Making the first cut.
After I purchased a starter hive box with some basic frames last summer, my Husband got the big idea to make his own hives. After all, they look simple enough, and he has ALL the tools. Simple right? From that moment there was no stopping him, and before I knew it the basement was full of sheets of pine, and the table saw was working overtime. The project was slow to progress over the winter, however, with Bee Season fast approaching here on the West Coast, time is now of the essence.
Thankfully he is a mathematician and knows his way around a power tool, the hive boxes rapidly came together, the frames were pumped out like a production line and the box joins are meticulous.
We now have stacks of hives, filled with frames and foundations piled up in our basement. My Husband has been spending his evenings at a beekeeping course to broaden his knowledge and prepare for getting our first hive (or two) of bees! I on the other hand, am busy preparing these new hives to paint. I’ve got some good ideas, but it is going to be a LOT of work.
Finished boxes ready for paint.
Assembling the hive boxes.
A stickler for details.
After we decided that the Beekeepers Association wasn’t for us, I was beginning to wonder where we would meet beekeepers willing to share their experiences. I specifically am interested in local knowledge from people raising bees in our West Coast climate. Who does one talk to, to get good, solid, local information?
Earlier this month, I went to a local feed/tack store, which has a great selection of beekeeping supplies.

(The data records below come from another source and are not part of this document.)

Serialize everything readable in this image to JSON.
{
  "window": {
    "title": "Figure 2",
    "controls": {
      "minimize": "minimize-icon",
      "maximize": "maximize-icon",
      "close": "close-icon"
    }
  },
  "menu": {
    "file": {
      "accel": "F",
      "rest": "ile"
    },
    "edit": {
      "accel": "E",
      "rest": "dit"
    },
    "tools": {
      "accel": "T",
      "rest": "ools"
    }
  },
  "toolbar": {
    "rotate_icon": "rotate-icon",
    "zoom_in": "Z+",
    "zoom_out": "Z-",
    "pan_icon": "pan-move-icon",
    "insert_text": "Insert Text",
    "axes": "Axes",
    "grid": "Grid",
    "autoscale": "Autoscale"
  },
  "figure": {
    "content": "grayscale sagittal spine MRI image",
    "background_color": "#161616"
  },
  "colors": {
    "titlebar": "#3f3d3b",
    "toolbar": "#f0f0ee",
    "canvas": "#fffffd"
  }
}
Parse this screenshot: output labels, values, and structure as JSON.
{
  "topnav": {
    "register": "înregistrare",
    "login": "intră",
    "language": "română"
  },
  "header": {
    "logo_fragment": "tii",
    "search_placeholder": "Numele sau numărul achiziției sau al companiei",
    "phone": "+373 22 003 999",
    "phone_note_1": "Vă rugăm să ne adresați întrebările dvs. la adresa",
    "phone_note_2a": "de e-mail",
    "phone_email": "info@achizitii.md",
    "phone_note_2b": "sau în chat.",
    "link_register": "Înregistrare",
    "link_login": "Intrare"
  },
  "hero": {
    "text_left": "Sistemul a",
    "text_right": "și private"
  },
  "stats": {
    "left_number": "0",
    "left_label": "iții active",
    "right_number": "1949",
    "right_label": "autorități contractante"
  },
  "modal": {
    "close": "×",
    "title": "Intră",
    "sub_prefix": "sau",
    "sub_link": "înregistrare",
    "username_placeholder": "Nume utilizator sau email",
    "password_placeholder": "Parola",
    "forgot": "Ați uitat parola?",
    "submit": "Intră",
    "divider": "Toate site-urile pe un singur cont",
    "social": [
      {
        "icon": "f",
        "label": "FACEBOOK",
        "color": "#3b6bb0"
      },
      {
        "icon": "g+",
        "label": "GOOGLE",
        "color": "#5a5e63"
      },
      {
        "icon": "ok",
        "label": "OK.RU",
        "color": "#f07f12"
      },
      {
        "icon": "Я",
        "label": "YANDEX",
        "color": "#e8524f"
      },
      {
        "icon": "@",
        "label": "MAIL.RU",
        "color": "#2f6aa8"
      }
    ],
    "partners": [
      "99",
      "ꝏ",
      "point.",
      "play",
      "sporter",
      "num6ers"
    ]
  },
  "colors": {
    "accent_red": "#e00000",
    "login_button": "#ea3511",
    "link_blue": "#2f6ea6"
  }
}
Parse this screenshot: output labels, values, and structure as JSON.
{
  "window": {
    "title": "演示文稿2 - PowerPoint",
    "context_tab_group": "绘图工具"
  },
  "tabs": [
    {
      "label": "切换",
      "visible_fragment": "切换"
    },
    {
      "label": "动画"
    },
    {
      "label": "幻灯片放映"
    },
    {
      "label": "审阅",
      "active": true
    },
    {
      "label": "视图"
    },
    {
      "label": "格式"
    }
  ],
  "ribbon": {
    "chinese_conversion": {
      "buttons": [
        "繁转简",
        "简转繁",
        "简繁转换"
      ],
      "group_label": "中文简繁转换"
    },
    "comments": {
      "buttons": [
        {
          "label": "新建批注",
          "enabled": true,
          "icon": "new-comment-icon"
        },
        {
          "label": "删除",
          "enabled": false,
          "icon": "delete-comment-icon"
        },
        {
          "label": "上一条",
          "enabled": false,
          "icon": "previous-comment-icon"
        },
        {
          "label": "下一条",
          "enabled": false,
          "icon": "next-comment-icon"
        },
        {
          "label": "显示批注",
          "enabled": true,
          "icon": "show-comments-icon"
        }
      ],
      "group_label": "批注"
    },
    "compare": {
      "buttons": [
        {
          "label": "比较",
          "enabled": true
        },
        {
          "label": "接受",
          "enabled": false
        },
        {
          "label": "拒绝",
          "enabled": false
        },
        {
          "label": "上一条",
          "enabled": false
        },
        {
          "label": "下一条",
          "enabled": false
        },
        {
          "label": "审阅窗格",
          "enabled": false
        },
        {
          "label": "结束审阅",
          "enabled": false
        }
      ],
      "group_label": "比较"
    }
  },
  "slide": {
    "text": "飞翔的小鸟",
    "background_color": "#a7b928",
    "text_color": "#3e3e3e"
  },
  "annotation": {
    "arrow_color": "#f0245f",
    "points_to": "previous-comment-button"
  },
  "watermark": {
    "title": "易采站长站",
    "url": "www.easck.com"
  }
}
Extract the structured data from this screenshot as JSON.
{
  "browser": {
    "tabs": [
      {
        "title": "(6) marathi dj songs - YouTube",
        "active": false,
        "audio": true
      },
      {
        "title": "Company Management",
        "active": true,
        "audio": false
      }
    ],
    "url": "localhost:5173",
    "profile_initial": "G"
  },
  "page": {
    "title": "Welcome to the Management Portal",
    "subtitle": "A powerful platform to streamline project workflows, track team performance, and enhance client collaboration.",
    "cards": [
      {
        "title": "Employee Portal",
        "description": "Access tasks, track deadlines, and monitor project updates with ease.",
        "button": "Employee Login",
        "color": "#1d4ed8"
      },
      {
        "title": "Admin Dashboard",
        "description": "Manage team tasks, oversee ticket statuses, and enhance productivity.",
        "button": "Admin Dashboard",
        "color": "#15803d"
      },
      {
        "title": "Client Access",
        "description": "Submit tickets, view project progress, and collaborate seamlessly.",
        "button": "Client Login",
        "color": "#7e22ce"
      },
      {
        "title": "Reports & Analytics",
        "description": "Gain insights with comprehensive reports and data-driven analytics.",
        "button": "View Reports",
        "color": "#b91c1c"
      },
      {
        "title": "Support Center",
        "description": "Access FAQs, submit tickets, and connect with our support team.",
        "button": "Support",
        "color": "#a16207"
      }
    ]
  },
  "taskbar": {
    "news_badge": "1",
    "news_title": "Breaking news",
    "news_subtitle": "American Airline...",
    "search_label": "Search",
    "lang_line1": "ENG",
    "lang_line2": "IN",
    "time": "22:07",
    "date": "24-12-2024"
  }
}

My intent was to pick up a few starter items as a gift for my husband, to start him off assembling his first hive. I stood there for some time looking at the confusing array of items to consider – suits; queen excluders; supers; frames; tools, you name it, they had it and I had no idea where to begin. Then, in walked a customer, a beekeeper to be exact. We struck up a conversation, and he kindly provided a lot of helpful information. During this time, another customer arrived and joined the conversation…and just when I thought that things couldn’t get any better, in walks the owner of a local honey bee farm, Babes Honey! Suddenly I had the undivided attention of three experienced beekeepers and an opportunity to ask all kinds of questions!
Our first hive purchase.
When all was said and done, we spent about an hour talking and I received so much information that I can’t possibly remember it all. They helped me pick out a super and set of pre-made frames, and advised me on what kind of queen excluder to get.
So now I know. If I need any questions answered, I’ll just head to the Beekeeping section of Buckerfields. If I hang around long enough, the answers will just come to me.